Schenk endorsed the Gotthard Railway in the most important construction project of the time, a railway transversal through the Alps . But it was initially outvoted by his Federal Council colleagues, who preferred two lines via the Simplon and the Lukmanier . However, under Escher's influence, the Gotthard Railway finally prevailed. During the partial revision of the Federal Constitution in 1866, Schenk enforced equality for Jews , but failed in the standardization of weights and weights. Shortly before his second term as Federal President, his wife Elise died in December 1870. As a Federal Councilor, Schenk always found time for his favorite pastime, hiking. In the summer of 1872 he and his sons moved from Lake Geneva to Marseille . On the way he was arrested by a police officer for "vagrancy", but was released when he showed his diplomatic ID to the ashamed prefect. The way back was via Genoa and Milan to Interlaken . There he met the widow Rosina Engel, whom he married the following year.

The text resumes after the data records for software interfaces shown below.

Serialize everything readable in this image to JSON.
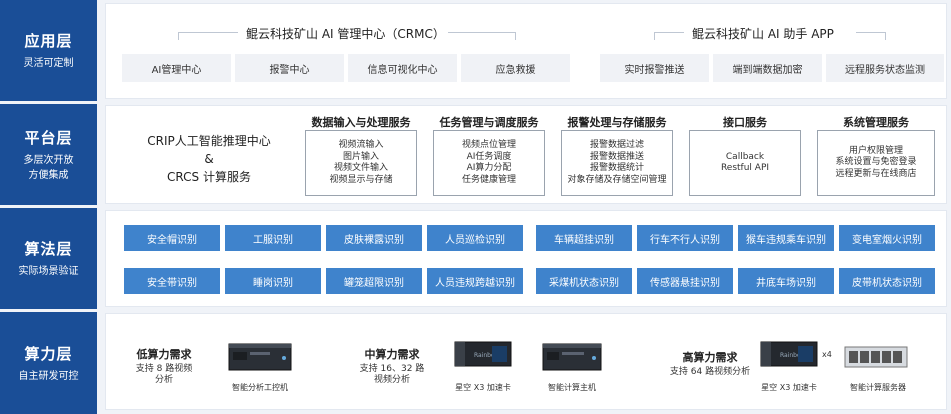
{
  "layers": [
    {
      "title": "应用层",
      "subtitle": [
        "灵活可定制"
      ]
    },
    {
      "title": "平台层",
      "subtitle": [
        "多层次开放",
        "方便集成"
      ]
    },
    {
      "title": "算法层",
      "subtitle": [
        "实际场景验证"
      ]
    },
    {
      "title": "算力层",
      "subtitle": [
        "自主研发可控"
      ]
    }
  ],
  "app": {
    "crmc_title": "鲲云科技矿山 AI 管理中心（CRMC）",
    "crmc_items": [
      "AI管理中心",
      "报警中心",
      "信息可视化中心",
      "应急救援"
    ],
    "app_title": "鲲云科技矿山 AI 助手 APP",
    "app_items": [
      "实时报警推送",
      "端到端数据加密",
      "远程服务状态监测"
    ]
  },
  "platform": {
    "crip": [
      "CRIP人工智能推理中心",
      "&",
      "CRCS 计算服务"
    ],
    "services": [
      {
        "title": "数据输入与处理服务",
        "items": [
          "视频流输入",
          "图片输入",
          "视频文件输入",
          "视频显示与存储"
        ]
      },
      {
        "title": "任务管理与调度服务",
        "items": [
          "视频点位管理",
          "AI任务调度",
          "AI算力分配",
          "任务健康管理"
        ]
      },
      {
        "title": "报警处理与存储服务",
        "items": [
          "报警数据过滤",
          "报警数据推送",
          "报警数据统计",
          "对象存储及存储空间管理"
        ]
      },
      {
        "title": "接口服务",
        "items": [
          "Callback",
          "Restful API"
        ]
      },
      {
        "title": "系统管理服务",
        "items": [
          "用户权限管理",
          "系统设置与免密登录",
          "远程更新与在线商店"
        ]
      }
    ]
  },
  "algorithms": {
    "row1": [
      "安全帽识别",
      "工服识别",
      "皮肤裸露识别",
      "人员巡检识别",
      "车辆超挂识别",
      "行车不行人识别",
      "猴车违规乘车识别",
      "变电室烟火识别"
    ],
    "row2": [
      "安全带识别",
      "睡岗识别",
      "罐笼超限识别",
      "人员违规跨越识别",
      "采煤机状态识别",
      "传感器悬挂识别",
      "井底车场识别",
      "皮带机状态识别"
    ]
  },
  "compute": {
    "low": {
      "title": "低算力需求",
      "desc": [
        "支持 8 路视频",
        "分析"
      ],
      "devices": [
        "智能分析工控机"
      ]
    },
    "mid": {
      "title": "中算力需求",
      "desc": [
        "支持 16、32 路",
        "视频分析"
      ],
      "devices": [
        "星空 X3 加速卡",
        "智能计算主机"
      ]
    },
    "high": {
      "title": "高算力需求",
      "desc": [
        "支持 64 路视频分析"
      ],
      "devices": [
        "星空 X3 加速卡",
        "智能计算服务器"
      ],
      "multiplier": "x4"
    },
    "card_brand": "Rainbow"
  },
  "colors": {
    "sidebar": "#1a4e97",
    "algo": "#3f83cc",
    "gray_box": "#f0f2f6"
  }
}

The completely revised Federal Constitution of 1874 prescribed compulsory and free primary school lessons without restricting freedom of belief and conscience. Schenk was of the opinion that this could not be implemented without a uniform Swiss school law. In order to be able to prepare such a project, he commissioned the Federal Statistical Office to quietly conduct surveys on the school system. On this basis, a federal school secretariat should be created to enforce binding requirements in the education system. The Catholic-Conservative opposition found out about it through indiscretion, whereupon National Councilor Johann Joseph Keel launched a passionate referendum campaign against the “school governor”. The people and the cantons rejected the bill with a clear majority on November 26, 1882, as did an epidemic law initiated by Schenk including mandatory vaccination. Thereupon calls for resignation were loud.

After the radical electoral victory in 1884, Schenk was able to consolidate his position again. He brought the Gotthard railway project to a successful conclusion, implemented a new factory law and played a key role in the development of the Swiss National Museum and the Swiss National Library . In 1895 he intended to resign and spend his retirement years in Twann on Lake Biel . When Schenk tried to give alms to a beggar on the morning of July 8 on his way to work at the bear pit , he was hit by an approaching carriage and suffered such serious injuries that he died ten days later. He was buried in the Bremgarten cemetery with great sympathy from the population .


In the City of Bern Quartier Holligen is Schenkstrasse named after him in the city , the Karl Schenk house with Karl Schenk passage at the Spitalgasse  4. The local museum Chüechlihus in Langnau im Emmental family appreciates Schenk with the Federal Council.


Web links

Commons : Karl Schenk  - Collection of images, videos and audio files

Individual evidence

  1. a b Böschenstein: The Federal Council Lexicon. P. 105.
  2. ^ Böschenstein: The Federal Council Lexicon. Pp. 105-106.
  3. ^ Böschenstein: The Federal Council Lexicon. P. 106.
  4. ^ Böschenstein: The Federal Council Lexicon. Pp. 106-107.
  5. ^ Böschenstein: The Federal Council Lexicon. Pp. 107-108.
  6. ^ Böschenstein: The Federal Council Lexicon. P. 108.
  7. ^ Böschenstein: The Federal Council Lexicon. Pp. 108-109.
  8. ^ Berchtold Weber, Paul Hofer: Karl-Schenk-Haus. In: Historical-Topographical Lexicon of the City of Bern. Preservation of monuments of the city of Bern, 2016, p. 1 , accessed on July 24, 2017 .
  9. Interesting people. In: regionalmuseum-langnau.ch. P. 1 , accessed July 24, 2017 .
predecessor Office successor
Jakob Stämpfli Member of the Swiss Federal Council
Eduard Müller